UPDATE: As an extra, I have added a default valueDefinition to use the function now().

def field_to_datetime(layer, fieldname):
    config = {'allow_null': True,
              'calendar_popup': True,
              'display_format': 'yyyy-MM-dd HH:mm:ss',
              'field_format': 'yyyy-MM-dd HH:mm:ss',
              'field_iso_format': False}
    type = 'DateTime'
    fields = layer.fields()
    field_idx = fields.indexOf(fieldname)
    if field_idx >= 0:
        widget_setup = QgsEditorWidgetSetup(type,config)
        layer.setEditorWidgetSetup(field_idx, widget_setup)
        layer.setDefaultValueDefinition(field_idx, QgsDefaultValue('now()'))

# Example applied to "inicio_objeto" e "fim_objeto"

for layer in layers.values():

Setting a field with the Value Relation widget

In the data model, many tables have fields that only allow a limited number of values. Those values are referenced to other tables, the Foreign keys.

In these cases, it’s quite helpful to use a Value Relation widget. To configure fields with it in a programmatic way, it’s quite similar to the earlier example, where we first neet to set an example and see how it’s stored, but in this case, each field has a slightly different settings

Luckily, whoever designed the data model, did a favor to us all by giving the same name to the fields and the related tables, making it possible to automatically adapt the settings for each case.

The function stars by gathering all fields in which the name starts with ‘valor_’ (value). Then, iterating over those fields, adapts the configuration to use the reference layer that as the same name as the field.

def field_to_value_relation(layer):
    fields = layer.fields()
    pattern = re.compile(r'^valor_')
    fields_valor = [field for field in fields if pattern.match(]
    if len(fields_valor) > 0:
        config = {'AllowMulti': False,
                  'AllowNull': True,
                  'FilterExpression': '',
                  'Key': 'identificador',
                  'Layer': '',
                  'NofColumns': 1,
                  'OrderByValue': False,
                  'UseCompleter': False,
                   'Value': 'descricao'}
        for field in fields_valor:
            field_idx = fields.indexOf(
            if field_idx >= 0:
                    target_layer = QgsProject.instance().mapLayersByName([0]
                    config['Layer'] =
                    widget_setup = QgsEditorWidgetSetup('ValueRelation',config)
                    layer.setEditorWidgetSetup(field_idx, widget_setup)
                return False
        return False
    return True
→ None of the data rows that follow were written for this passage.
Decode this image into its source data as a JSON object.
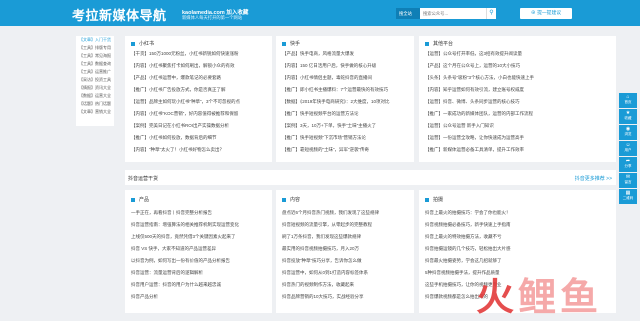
{
  "header": {
    "logo": "考拉新媒体导航",
    "site": "kaolamedia.com 加入收藏",
    "slogan": "新媒体人每天打开的第一个网站",
    "search_select": "搜全站",
    "search_placeholder": "搜索公众号...",
    "search_icon": "search-icon",
    "submit": "提一提建议"
  },
  "nav": [
    {
      "tag": "【文章】",
      "label": "入门干货"
    },
    {
      "tag": "【工具】",
      "label": "排版专用"
    },
    {
      "tag": "【工具】",
      "label": "常见海报"
    },
    {
      "tag": "【工具】",
      "label": "数据查询"
    },
    {
      "tag": "【工具】",
      "label": "运营推广"
    },
    {
      "tag": "【采访】",
      "label": "投资工具"
    },
    {
      "tag": "【情报】",
      "label": "资讯大全"
    },
    {
      "tag": "【数据】",
      "label": "运营大全"
    },
    {
      "tag": "【话题】",
      "label": "热门话题"
    },
    {
      "tag": "【文章】",
      "label": "营销大全"
    }
  ],
  "cards_top": [
    {
      "title": "小红书",
      "items": [
        "【干货】150万1000元粉丝，小红书新锐如何快速涨粉",
        "【内容】小红书聚焦打卡如何刷出，解锁小众的有效",
        "【产品】小红书运营中，爆款笔记的必要套路",
        "【推广】小红书广告投放方式，你是否真正了解",
        "【运营】品牌主如何玩小红书“种草”，3个不可忽视的点",
        "【内容】小红书“KOC营销”，好内容值得被推荐和保留",
        "【案例】完美日记在小红书ROI出产实操数据分析",
        "【推广】小红书如何投放，数据背后的细节",
        "【内容】“种草”太火了！小红书好物怎么卖出？"
      ]
    },
    {
      "title": "快手",
      "items": [
        "【产品】快手电商，风格流量大爆发",
        "【内容】150 亿日活用户后，快手做的核心升级",
        "【内容】小红书情侣主题，毒蛇抖音的直播间",
        "【推广】即小红书主播爆料：7个运营最快的有效技巧",
        "【数据】《2019年快手电商研究》：2大维度，10项对比",
        "【推广】快手短视频平台的运营方法论",
        "【案例】3天，10万+下单，快手“土味”主播火了",
        "【推广】快手短视频“下沉市场”营销方法论",
        "【推广】靠短视频的“土味”，异军“逆袭”传奇"
      ]
    },
    {
      "title": "其他平台",
      "items": [
        "【运营】公众号打开率低，这3招有效提升阅读量",
        "【产品】这个月在公众号上，运营的10大小技巧",
        "【头条】头条号“吸粉”3个核心方法，小白也能快速上手",
        "【内容】知乎运营如何有效引流，建立账号权威度",
        "【运营】抖音、微博、头条同步运营的核心技巧",
        "【推广】一家成功的新媒体团队，运营的内部工作流程",
        "【运营】公众号运营 新手入门知识",
        "【运营】一份运营全攻略，让你快速成为运营高手",
        "【推广】新媒体运营必备工具清单，提升工作效率"
      ]
    }
  ],
  "tab": {
    "title": "抖音运营干货",
    "more": "抖音更多推荐 >>"
  },
  "cards_bottom": [
    {
      "title": "产品",
      "items": [
        "一手正在，再看抖音丨抖音完整分析报告",
        "抖音运营指南：增强算法的相关推荐机制实现运营变化",
        "上线仅500天的抖音，竟然凭借3个关键因素火起来了",
        "抖音 VS 快手，大家不知道的产品运营差异",
        "以抖音为例，如何写出一份有价值的产品分析报告",
        "抖音运营：流量运营背后的逻辑解析",
        "抖音用户运营：抖音的用户为什么越来越忠诚",
        "抖音产品分析"
      ]
    },
    {
      "title": "内容",
      "items": [
        "盘点近6个月抖音热门视频，我们发现了这些规律",
        "抖音短视频的流量引擎，从零起步的完整教程",
        "刷了1万条抖音，我们发现这些爆款规律",
        "最实用的抖音视频拍摄技巧，月入20万",
        "抖音投放“种草”技巧分享，告诉你怎么做",
        "抖音运营中，如何从0到1打造内容标签体系",
        "抖音热门的视频制作方法，收藏起来",
        "抖音品牌营销的10大技巧，实战经验分享"
      ]
    },
    {
      "title": "拍摄",
      "items": [
        "抖音上最火的拍摄技巧：学会了你也能火！",
        "抖音视频拍摄必备技巧，新手快速上手指南",
        "抖音上最火的特效拍摄方法，收藏不亏",
        "抖音拍摄运镜的几个技巧，轻松拍出大片感",
        "抖音最火拍摄姿势，学会这几招就够了",
        "5种抖音视频拍摄手法，提升作品质量",
        "这些手机拍摄技巧，让你的视频更专业",
        "抖音爆款视频都是怎么拍出来的"
      ]
    }
  ],
  "side_buttons": [
    {
      "icon": "home-icon",
      "label": "首页"
    },
    {
      "icon": "star-icon",
      "label": "收藏"
    },
    {
      "icon": "eye-icon",
      "label": "浏览"
    },
    {
      "icon": "user-icon",
      "label": "用户"
    },
    {
      "icon": "share-icon",
      "label": "分享"
    },
    {
      "icon": "chat-icon",
      "label": "留言"
    },
    {
      "icon": "qr-icon",
      "label": "二维码"
    }
  ],
  "watermark": {
    "main": "火",
    "rest": "鲤鱼"
  },
  "colors": {
    "primary": "#1a9bd6",
    "watermark": "#e33b3b"
  }
}
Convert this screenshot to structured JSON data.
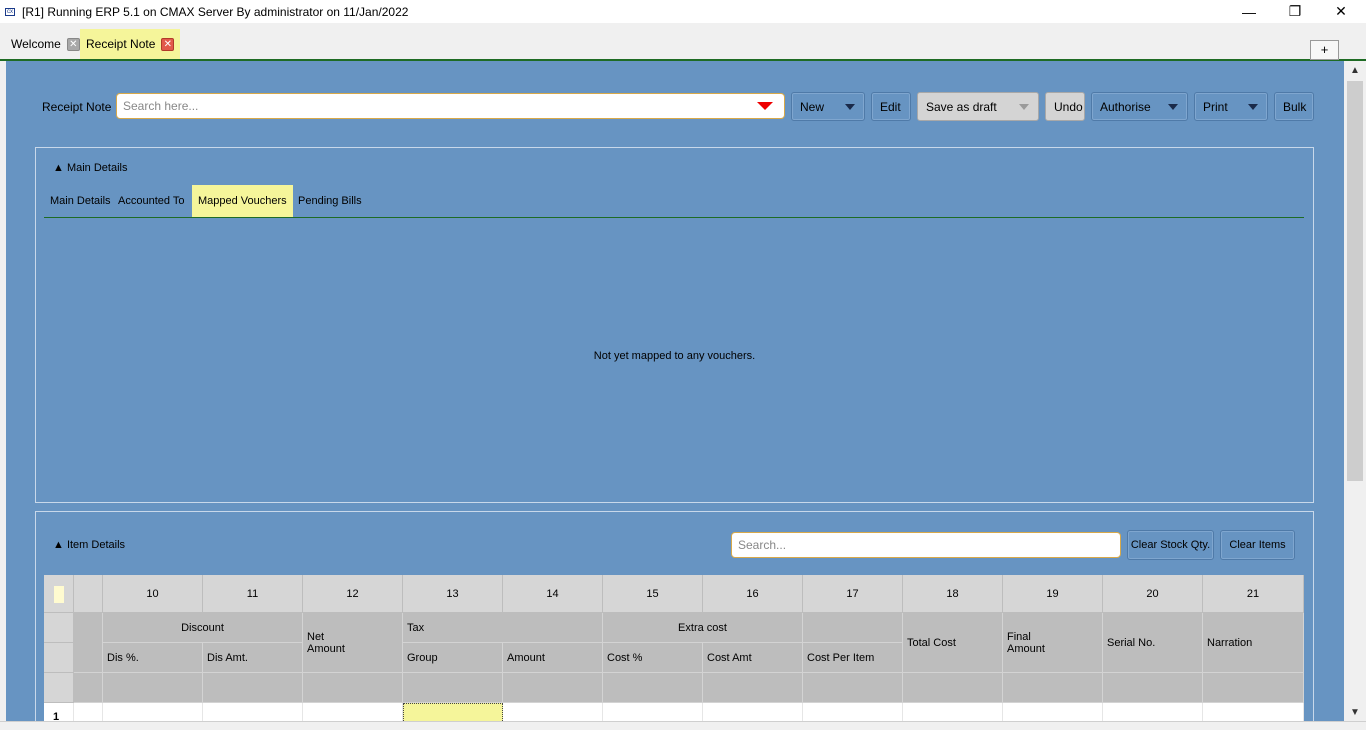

# Correr função em todas as camadas
for layer in layers.values():


In a relatively quick way, I was able to set all the project’s layers with the widgets I needed.Peek 2019-09-30 16-06

You can find the complete code in here

This seems to me like the tip of the iceberg. If one has the need, with some search and patience, other configurations can be changed using PyQGIS. Therefore, think twice before embarking in configuring a big project, layer by layer, field by fields.